Entries from a dataset of interfaces
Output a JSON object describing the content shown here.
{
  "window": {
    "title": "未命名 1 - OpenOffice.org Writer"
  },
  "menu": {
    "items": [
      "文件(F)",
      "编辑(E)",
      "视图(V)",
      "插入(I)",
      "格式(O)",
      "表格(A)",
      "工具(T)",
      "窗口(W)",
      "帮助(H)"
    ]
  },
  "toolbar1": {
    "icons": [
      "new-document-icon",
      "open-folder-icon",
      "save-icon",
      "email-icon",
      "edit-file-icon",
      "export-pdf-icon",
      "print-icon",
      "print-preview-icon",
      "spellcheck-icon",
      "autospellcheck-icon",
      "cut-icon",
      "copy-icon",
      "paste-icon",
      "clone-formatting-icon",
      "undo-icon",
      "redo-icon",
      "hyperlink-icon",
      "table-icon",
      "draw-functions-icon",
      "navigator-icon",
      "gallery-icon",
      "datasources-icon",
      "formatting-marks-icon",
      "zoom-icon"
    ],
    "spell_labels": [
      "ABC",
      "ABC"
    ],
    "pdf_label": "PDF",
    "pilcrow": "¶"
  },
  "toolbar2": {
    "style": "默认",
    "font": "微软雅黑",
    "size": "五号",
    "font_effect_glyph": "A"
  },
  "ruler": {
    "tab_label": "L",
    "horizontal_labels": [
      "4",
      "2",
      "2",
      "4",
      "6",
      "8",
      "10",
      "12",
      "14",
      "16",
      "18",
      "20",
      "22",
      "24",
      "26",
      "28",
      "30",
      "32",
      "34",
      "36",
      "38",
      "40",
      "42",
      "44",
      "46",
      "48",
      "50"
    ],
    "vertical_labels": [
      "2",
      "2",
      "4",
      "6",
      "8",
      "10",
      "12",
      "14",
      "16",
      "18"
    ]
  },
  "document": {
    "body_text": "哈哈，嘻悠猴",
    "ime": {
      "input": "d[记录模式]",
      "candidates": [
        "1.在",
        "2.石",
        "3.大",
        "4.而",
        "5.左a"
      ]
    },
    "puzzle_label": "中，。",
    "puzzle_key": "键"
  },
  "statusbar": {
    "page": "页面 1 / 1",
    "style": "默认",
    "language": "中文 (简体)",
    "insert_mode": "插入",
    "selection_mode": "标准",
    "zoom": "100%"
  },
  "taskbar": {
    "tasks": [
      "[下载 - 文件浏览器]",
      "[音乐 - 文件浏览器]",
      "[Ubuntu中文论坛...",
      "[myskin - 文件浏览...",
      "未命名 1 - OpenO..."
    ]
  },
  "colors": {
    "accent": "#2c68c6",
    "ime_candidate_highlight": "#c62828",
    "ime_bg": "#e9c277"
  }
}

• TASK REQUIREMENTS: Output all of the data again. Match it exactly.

• WRITTEN ANSWER:
Output a JSON object describing the content shown here.
{
  "window": {
    "title": "未命名 1 - OpenOffice.org Writer"
  },
  "menu": {
    "items": [
      "文件(F)",
      "编辑(E)",
      "视图(V)",
      "插入(I)",
      "格式(O)",
      "表格(A)",
      "工具(T)",
      "窗口(W)",
      "帮助(H)"
    ]
  },
  "toolbar1": {
    "icons": [
      "new-document-icon",
      "open-folder-icon",
      "save-icon",
      "email-icon",
      "edit-file-icon",
      "export-pdf-icon",
      "print-icon",
      "print-preview-icon",
      "spellcheck-icon",
      "autospellcheck-icon",
      "cut-icon",
      "copy-icon",
      "paste-icon",
      "clone-formatting-icon",
      "undo-icon",
      "redo-icon",
      "hyperlink-icon",
      "table-icon",
      "draw-functions-icon",
      "navigator-icon",
      "gallery-icon",
      "datasources-icon",
      "formatting-marks-icon",
      "zoom-icon"
    ],
    "spell_labels": [
      "ABC",
      "ABC"
    ],
    "pdf_label": "PDF",
    "pilcrow": "¶"
  },
  "toolbar2": {
    "style": "默认",
    "font": "微软雅黑",
    "size": "五号",
    "font_effect_glyph": "A"
  },
  "ruler": {
    "tab_label": "L",
    "horizontal_labels": [
      "4",
      "2",
      "2",
      "4",
      "6",
      "8",
      "10",
      "12",
      "14",
      "16",
      "18",
      "20",
      "22",
      "24",
      "26",
      "28",
      "30",
      "32",
      "34",
      "36",
      "38",
      "40",
      "42",
      "44",
      "46",
      "48",
      "50"
    ],
    "vertical_labels": [
      "2",
      "2",
      "4",
      "6",
      "8",
      "10",
      "12",
      "14",
      "16",
      "18"
    ]
  },
  "document": {
    "body_text": "哈哈，嘻悠猴",
    "ime": {
      "input": "d[记录模式]",
      "candidates": [
        "1.在",
        "2.石",
        "3.大",
        "4.而",
        "5.左a"
      ]
    },
    "puzzle_label": "中，。",
    "puzzle_key": "键"
  },
  "statusbar": {
    "page": "页面 1 / 1",
    "style": "默认",
    "language": "中文 (简体)",
    "insert_mode": "插入",
    "selection_mode": "标准",
    "zoom": "100%"
  },
  "taskbar": {
    "tasks": [
      "[下载 - 文件浏览器]",
      "[音乐 - 文件浏览器]",
      "[Ubuntu中文论坛...",
      "[myskin - 文件浏览...",
      "未命名 1 - OpenO..."
    ]
  },
  "colors": {
    "accent": "#2c68c6",
    "ime_candidate_highlight": "#c62828",
    "ime_bg": "#e9c277"
  }
}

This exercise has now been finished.